### Dataset records
>>>>>
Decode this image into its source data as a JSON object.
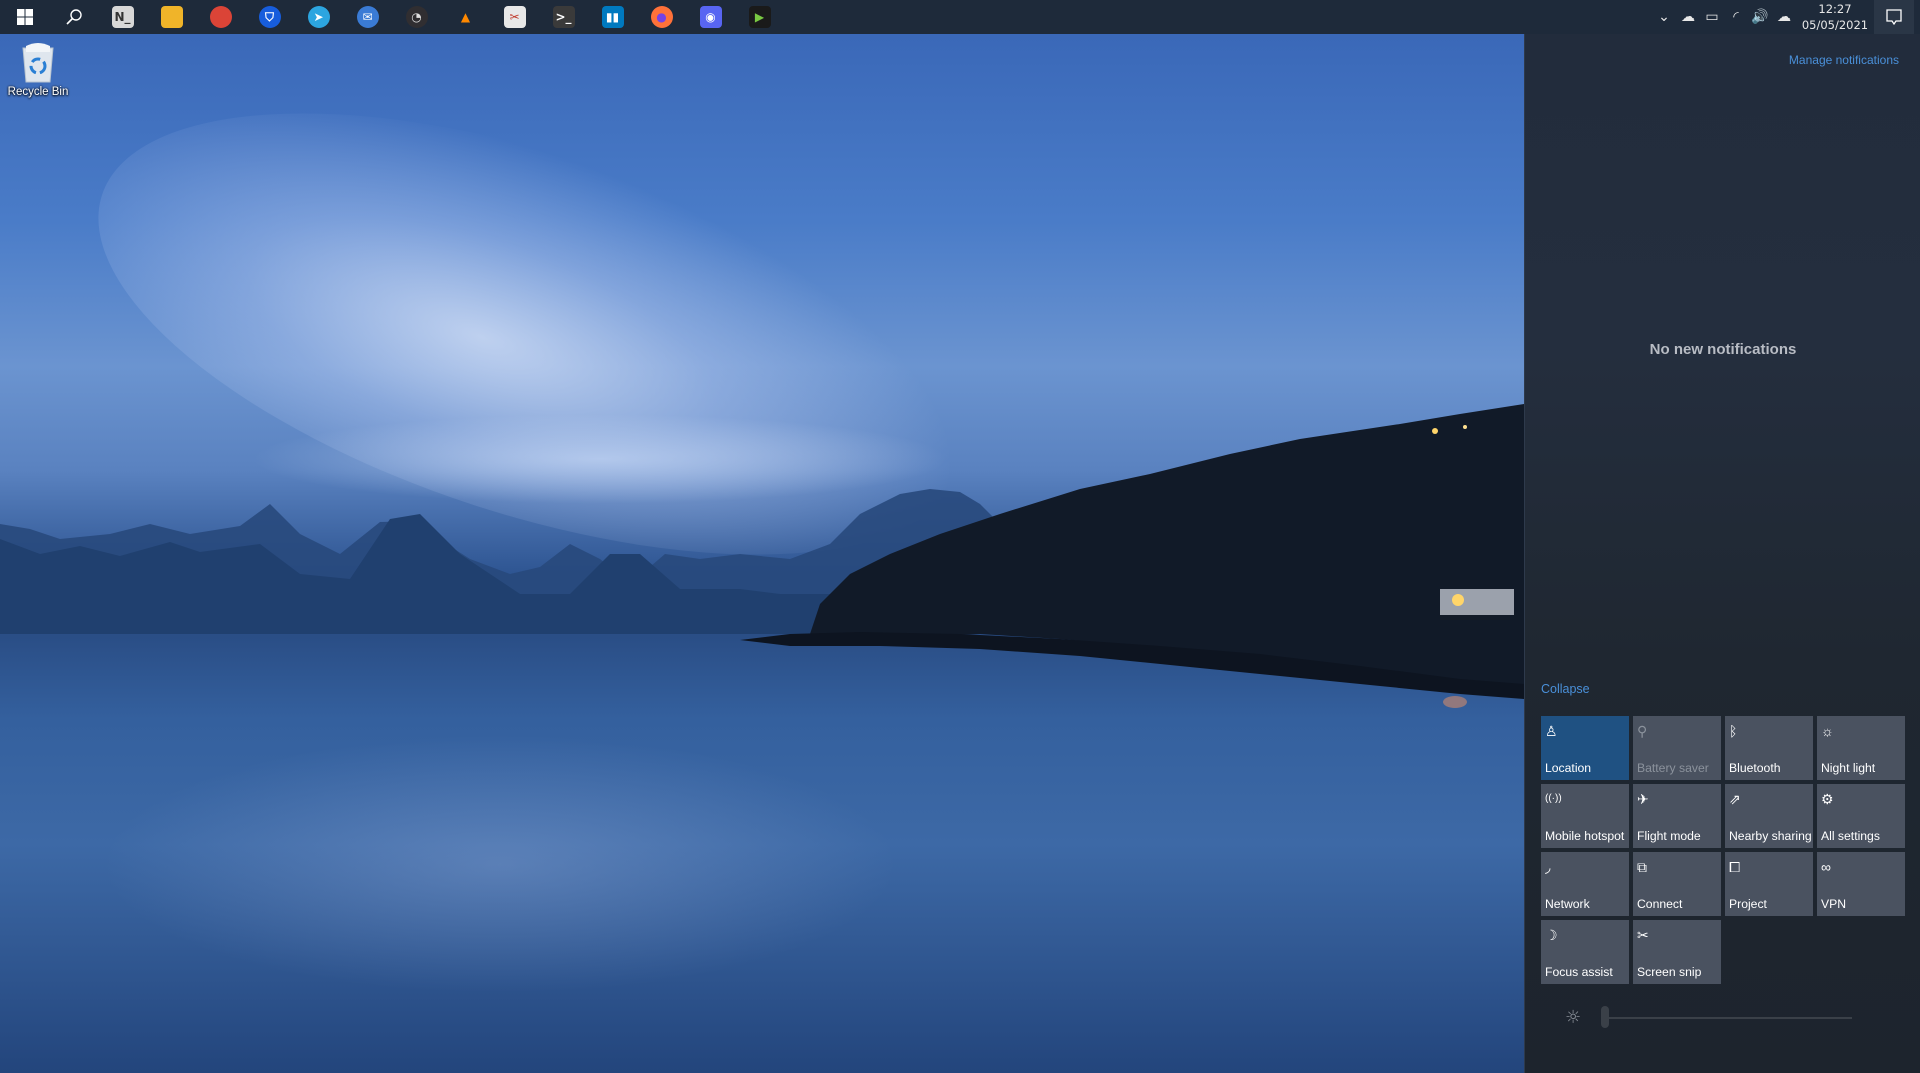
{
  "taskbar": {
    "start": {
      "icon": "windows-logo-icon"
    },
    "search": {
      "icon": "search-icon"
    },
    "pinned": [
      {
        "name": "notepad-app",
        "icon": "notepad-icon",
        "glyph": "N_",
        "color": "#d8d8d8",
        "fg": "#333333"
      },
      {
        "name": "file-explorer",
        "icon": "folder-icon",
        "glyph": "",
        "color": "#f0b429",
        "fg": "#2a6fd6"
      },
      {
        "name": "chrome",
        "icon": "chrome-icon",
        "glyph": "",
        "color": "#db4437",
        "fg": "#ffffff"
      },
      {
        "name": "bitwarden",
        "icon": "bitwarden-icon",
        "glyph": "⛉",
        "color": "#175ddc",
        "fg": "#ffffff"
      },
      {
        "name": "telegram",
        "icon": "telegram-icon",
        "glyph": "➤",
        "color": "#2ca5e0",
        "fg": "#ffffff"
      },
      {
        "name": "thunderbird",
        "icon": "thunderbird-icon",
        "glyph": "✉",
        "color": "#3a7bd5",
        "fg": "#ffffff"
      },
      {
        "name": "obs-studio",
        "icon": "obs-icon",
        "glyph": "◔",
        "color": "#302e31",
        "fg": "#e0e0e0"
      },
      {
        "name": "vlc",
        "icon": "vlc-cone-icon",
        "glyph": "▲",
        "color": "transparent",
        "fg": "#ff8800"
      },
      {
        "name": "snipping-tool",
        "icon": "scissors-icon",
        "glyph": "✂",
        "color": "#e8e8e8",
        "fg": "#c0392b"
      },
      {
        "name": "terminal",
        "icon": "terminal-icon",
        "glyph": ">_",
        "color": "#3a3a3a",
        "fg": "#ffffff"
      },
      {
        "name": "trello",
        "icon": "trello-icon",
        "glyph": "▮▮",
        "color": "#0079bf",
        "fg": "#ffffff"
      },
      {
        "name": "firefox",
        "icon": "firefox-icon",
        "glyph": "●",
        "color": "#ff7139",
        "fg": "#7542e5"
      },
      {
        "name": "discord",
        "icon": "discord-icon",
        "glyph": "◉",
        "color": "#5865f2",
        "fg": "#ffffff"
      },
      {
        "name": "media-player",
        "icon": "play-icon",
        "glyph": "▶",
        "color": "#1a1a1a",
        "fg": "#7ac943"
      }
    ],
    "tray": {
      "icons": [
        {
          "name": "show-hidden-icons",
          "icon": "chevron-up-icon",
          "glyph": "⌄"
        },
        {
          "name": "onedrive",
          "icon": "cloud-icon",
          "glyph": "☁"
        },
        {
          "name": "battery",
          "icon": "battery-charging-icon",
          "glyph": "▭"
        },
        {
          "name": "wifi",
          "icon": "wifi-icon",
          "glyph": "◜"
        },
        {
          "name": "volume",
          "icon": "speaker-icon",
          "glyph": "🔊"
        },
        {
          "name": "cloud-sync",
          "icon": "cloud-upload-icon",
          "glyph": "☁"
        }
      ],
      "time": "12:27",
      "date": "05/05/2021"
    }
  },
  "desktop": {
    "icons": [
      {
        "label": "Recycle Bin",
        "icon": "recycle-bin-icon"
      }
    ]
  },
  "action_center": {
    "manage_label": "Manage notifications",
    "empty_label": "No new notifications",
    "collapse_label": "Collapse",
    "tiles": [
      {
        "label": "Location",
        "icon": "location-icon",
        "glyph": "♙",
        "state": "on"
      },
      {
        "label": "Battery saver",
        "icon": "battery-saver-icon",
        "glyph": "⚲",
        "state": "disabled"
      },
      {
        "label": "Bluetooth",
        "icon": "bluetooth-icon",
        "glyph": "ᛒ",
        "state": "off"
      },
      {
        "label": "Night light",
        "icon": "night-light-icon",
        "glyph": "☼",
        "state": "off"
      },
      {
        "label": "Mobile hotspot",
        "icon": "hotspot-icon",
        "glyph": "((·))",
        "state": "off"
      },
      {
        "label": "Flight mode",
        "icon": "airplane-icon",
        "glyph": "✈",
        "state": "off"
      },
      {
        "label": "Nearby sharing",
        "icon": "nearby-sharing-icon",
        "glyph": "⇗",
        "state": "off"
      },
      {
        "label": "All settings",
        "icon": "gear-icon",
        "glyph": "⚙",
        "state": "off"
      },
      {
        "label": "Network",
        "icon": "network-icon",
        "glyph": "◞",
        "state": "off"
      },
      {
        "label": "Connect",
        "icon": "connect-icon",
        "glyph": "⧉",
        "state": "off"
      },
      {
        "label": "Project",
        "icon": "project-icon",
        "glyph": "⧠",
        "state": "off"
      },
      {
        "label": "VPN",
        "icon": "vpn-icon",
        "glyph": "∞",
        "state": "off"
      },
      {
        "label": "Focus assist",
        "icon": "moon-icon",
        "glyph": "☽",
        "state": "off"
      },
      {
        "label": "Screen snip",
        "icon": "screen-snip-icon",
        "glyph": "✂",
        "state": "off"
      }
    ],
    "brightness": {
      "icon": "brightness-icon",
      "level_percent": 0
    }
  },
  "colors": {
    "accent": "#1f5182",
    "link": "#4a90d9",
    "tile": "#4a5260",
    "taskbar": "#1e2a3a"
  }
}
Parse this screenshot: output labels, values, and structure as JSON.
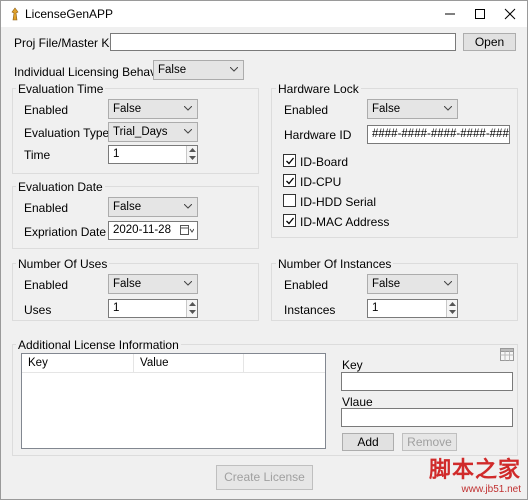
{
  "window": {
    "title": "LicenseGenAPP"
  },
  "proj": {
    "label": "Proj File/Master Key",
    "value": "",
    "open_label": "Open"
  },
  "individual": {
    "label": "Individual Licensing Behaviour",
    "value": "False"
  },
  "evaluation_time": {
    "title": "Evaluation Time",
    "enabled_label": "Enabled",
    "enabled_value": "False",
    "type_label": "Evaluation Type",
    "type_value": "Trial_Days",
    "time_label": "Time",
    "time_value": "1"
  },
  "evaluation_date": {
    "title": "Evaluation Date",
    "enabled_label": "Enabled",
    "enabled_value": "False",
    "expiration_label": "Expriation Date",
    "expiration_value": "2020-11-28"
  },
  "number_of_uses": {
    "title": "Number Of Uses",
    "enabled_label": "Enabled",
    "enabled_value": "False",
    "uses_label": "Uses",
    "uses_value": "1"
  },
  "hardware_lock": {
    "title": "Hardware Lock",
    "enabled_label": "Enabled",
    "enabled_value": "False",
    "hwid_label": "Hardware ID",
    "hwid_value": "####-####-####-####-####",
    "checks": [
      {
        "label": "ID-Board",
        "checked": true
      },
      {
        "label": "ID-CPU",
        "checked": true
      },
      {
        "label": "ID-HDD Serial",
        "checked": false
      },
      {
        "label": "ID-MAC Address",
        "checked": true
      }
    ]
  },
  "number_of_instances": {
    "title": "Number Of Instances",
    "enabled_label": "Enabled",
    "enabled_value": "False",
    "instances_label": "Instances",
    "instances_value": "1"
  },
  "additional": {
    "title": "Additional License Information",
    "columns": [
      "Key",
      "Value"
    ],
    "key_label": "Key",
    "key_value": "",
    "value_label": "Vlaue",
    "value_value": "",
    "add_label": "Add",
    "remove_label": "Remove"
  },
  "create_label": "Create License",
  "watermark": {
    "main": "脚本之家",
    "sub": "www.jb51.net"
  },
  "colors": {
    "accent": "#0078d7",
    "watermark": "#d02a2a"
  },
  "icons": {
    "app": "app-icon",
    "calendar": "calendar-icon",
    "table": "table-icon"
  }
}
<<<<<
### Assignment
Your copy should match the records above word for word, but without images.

### Reply to the exercise
Decode this image into its source data as a JSON object.
{
  "taskbar": {
    "start": {
      "icon": "windows-logo-icon"
    },
    "search": {
      "icon": "search-icon"
    },
    "pinned": [
      {
        "name": "notepad-app",
        "icon": "notepad-icon",
        "glyph": "N_",
        "color": "#d8d8d8",
        "fg": "#333333"
      },
      {
        "name": "file-explorer",
        "icon": "folder-icon",
        "glyph": "",
        "color": "#f0b429",
        "fg": "#2a6fd6"
      },
      {
        "name": "chrome",
        "icon": "chrome-icon",
        "glyph": "",
        "color": "#db4437",
        "fg": "#ffffff"
      },
      {
        "name": "bitwarden",
        "icon": "bitwarden-icon",
        "glyph": "⛉",
        "color": "#175ddc",
        "fg": "#ffffff"
      },
      {
        "name": "telegram",
        "icon": "telegram-icon",
        "glyph": "➤",
        "color": "#2ca5e0",
        "fg": "#ffffff"
      },
      {
        "name": "thunderbird",
        "icon": "thunderbird-icon",
        "glyph": "✉",
        "color": "#3a7bd5",
        "fg": "#ffffff"
      },
      {
        "name": "obs-studio",
        "icon": "obs-icon",
        "glyph": "◔",
        "color": "#302e31",
        "fg": "#e0e0e0"
      },
      {
        "name": "vlc",
        "icon": "vlc-cone-icon",
        "glyph": "▲",
        "color": "transparent",
        "fg": "#ff8800"
      },
      {
        "name": "snipping-tool",
        "icon": "scissors-icon",
        "glyph": "✂",
        "color": "#e8e8e8",
        "fg": "#c0392b"
      },
      {
        "name": "terminal",
        "icon": "terminal-icon",
        "glyph": ">_",
        "color": "#3a3a3a",
        "fg": "#ffffff"
      },
      {
        "name": "trello",
        "icon": "trello-icon",
        "glyph": "▮▮",
        "color": "#0079bf",
        "fg": "#ffffff"
      },
      {
        "name": "firefox",
        "icon": "firefox-icon",
        "glyph": "●",
        "color": "#ff7139",
        "fg": "#7542e5"
      },
      {
        "name": "discord",
        "icon": "discord-icon",
        "glyph": "◉",
        "color": "#5865f2",
        "fg": "#ffffff"
      },
      {
        "name": "media-player",
        "icon": "play-icon",
        "glyph": "▶",
        "color": "#1a1a1a",
        "fg": "#7ac943"
      }
    ],
    "tray": {
      "icons": [
        {
          "name": "show-hidden-icons",
          "icon": "chevron-up-icon",
          "glyph": "⌄"
        },
        {
          "name": "onedrive",
          "icon": "cloud-icon",
          "glyph": "☁"
        },
        {
          "name": "battery",
          "icon": "battery-charging-icon",
          "glyph": "▭"
        },
        {
          "name": "wifi",
          "icon": "wifi-icon",
          "glyph": "◜"
        },
        {
          "name": "volume",
          "icon": "speaker-icon",
          "glyph": "🔊"
        },
        {
          "name": "cloud-sync",
          "icon": "cloud-upload-icon",
          "glyph": "☁"
        }
      ],
      "time": "12:27",
      "date": "05/05/2021"
    }
  },
  "desktop": {
    "icons": [
      {
        "label": "Recycle Bin",
        "icon": "recycle-bin-icon"
      }
    ]
  },
  "action_center": {
    "manage_label": "Manage notifications",
    "empty_label": "No new notifications",
    "collapse_label": "Collapse",
    "tiles": [
      {
        "label": "Location",
        "icon": "location-icon",
        "glyph": "♙",
        "state": "on"
      },
      {
        "label": "Battery saver",
        "icon": "battery-saver-icon",
        "glyph": "⚲",
        "state": "disabled"
      },
      {
        "label": "Bluetooth",
        "icon": "bluetooth-icon",
        "glyph": "ᛒ",
        "state": "off"
      },
      {
        "label": "Night light",
        "icon": "night-light-icon",
        "glyph": "☼",
        "state": "off"
      },
      {
        "label": "Mobile hotspot",
        "icon": "hotspot-icon",
        "glyph": "((·))",
        "state": "off"
      },
      {
        "label": "Flight mode",
        "icon": "airplane-icon",
        "glyph": "✈",
        "state": "off"
      },
      {
        "label": "Nearby sharing",
        "icon": "nearby-sharing-icon",
        "glyph": "⇗",
        "state": "off"
      },
      {
        "label": "All settings",
        "icon": "gear-icon",
        "glyph": "⚙",
        "state": "off"
      },
      {
        "label": "Network",
        "icon": "network-icon",
        "glyph": "◞",
        "state": "off"
      },
      {
        "label": "Connect",
        "icon": "connect-icon",
        "glyph": "⧉",
        "state": "off"
      },
      {
        "label": "Project",
        "icon": "project-icon",
        "glyph": "⧠",
        "state": "off"
      },
      {
        "label": "VPN",
        "icon": "vpn-icon",
        "glyph": "∞",
        "state": "off"
      },
      {
        "label": "Focus assist",
        "icon": "moon-icon",
        "glyph": "☽",
        "state": "off"
      },
      {
        "label": "Screen snip",
        "icon": "screen-snip-icon",
        "glyph": "✂",
        "state": "off"
      }
    ],
    "brightness": {
      "icon": "brightness-icon",
      "level_percent": 0
    }
  },
  "colors": {
    "accent": "#1f5182",
    "link": "#4a90d9",
    "tile": "#4a5260",
    "taskbar": "#1e2a3a"
  }
}
Parse this screenshot: output labels, values, and structure as JSON.
{
  "window": {
    "title": "LicenseGenAPP"
  },
  "proj": {
    "label": "Proj File/Master Key",
    "value": "",
    "open_label": "Open"
  },
  "individual": {
    "label": "Individual Licensing Behaviour",
    "value": "False"
  },
  "evaluation_time": {
    "title": "Evaluation Time",
    "enabled_label": "Enabled",
    "enabled_value": "False",
    "type_label": "Evaluation Type",
    "type_value": "Trial_Days",
    "time_label": "Time",
    "time_value": "1"
  },
  "evaluation_date": {
    "title": "Evaluation Date",
    "enabled_label": "Enabled",
    "enabled_value": "False",
    "expiration_label": "Expriation Date",
    "expiration_value": "2020-11-28"
  },
  "number_of_uses": {
    "title": "Number Of Uses",
    "enabled_label": "Enabled",
    "enabled_value": "False",
    "uses_label": "Uses",
    "uses_value": "1"
  },
  "hardware_lock": {
    "title": "Hardware Lock",
    "enabled_label": "Enabled",
    "enabled_value": "False",
    "hwid_label": "Hardware ID",
    "hwid_value": "####-####-####-####-####",
    "checks": [
      {
        "label": "ID-Board",
        "checked": true
      },
      {
        "label": "ID-CPU",
        "checked": true
      },
      {
        "label": "ID-HDD Serial",
        "checked": false
      },
      {
        "label": "ID-MAC Address",
        "checked": true
      }
    ]
  },
  "number_of_instances": {
    "title": "Number Of Instances",
    "enabled_label": "Enabled",
    "enabled_value": "False",
    "instances_label": "Instances",
    "instances_value": "1"
  },
  "additional": {
    "title": "Additional License Information",
    "columns": [
      "Key",
      "Value"
    ],
    "key_label": "Key",
    "key_value": "",
    "value_label": "Vlaue",
    "value_value": "",
    "add_label": "Add",
    "remove_label": "Remove"
  },
  "create_label": "Create License",
  "watermark": {
    "main": "脚本之家",
    "sub": "www.jb51.net"
  },
  "colors": {
    "accent": "#0078d7",
    "watermark": "#d02a2a"
  },
  "icons": {
    "app": "app-icon",
    "calendar": "calendar-icon",
    "table": "table-icon"
  }
}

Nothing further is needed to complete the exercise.